Restate all entries exactly.

++++ Source data

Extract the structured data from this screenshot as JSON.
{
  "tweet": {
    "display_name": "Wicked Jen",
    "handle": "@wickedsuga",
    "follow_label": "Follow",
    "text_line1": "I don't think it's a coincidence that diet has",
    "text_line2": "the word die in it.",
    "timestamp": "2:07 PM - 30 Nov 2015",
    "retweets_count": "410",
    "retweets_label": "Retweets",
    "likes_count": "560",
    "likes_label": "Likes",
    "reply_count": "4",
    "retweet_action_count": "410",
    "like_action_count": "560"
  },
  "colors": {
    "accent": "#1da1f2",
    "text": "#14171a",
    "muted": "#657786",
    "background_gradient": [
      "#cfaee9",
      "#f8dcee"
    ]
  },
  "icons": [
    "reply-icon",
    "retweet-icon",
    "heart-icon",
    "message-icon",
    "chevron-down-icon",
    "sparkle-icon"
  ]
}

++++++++

§ Solution to the problem:
Extract the structured data from this screenshot as JSON.
{
  "tweet": {
    "display_name": "Wicked Jen",
    "handle": "@wickedsuga",
    "follow_label": "Follow",
    "text_line1": "I don't think it's a coincidence that diet has",
    "text_line2": "the word die in it.",
    "timestamp": "2:07 PM - 30 Nov 2015",
    "retweets_count": "410",
    "retweets_label": "Retweets",
    "likes_count": "560",
    "likes_label": "Likes",
    "reply_count": "4",
    "retweet_action_count": "410",
    "like_action_count": "560"
  },
  "colors": {
    "accent": "#1da1f2",
    "text": "#14171a",
    "muted": "#657786",
    "background_gradient": [
      "#cfaee9",
      "#f8dcee"
    ]
  },
  "icons": [
    "reply-icon",
    "retweet-icon",
    "heart-icon",
    "message-icon",
    "chevron-down-icon",
    "sparkle-icon"
  ]
}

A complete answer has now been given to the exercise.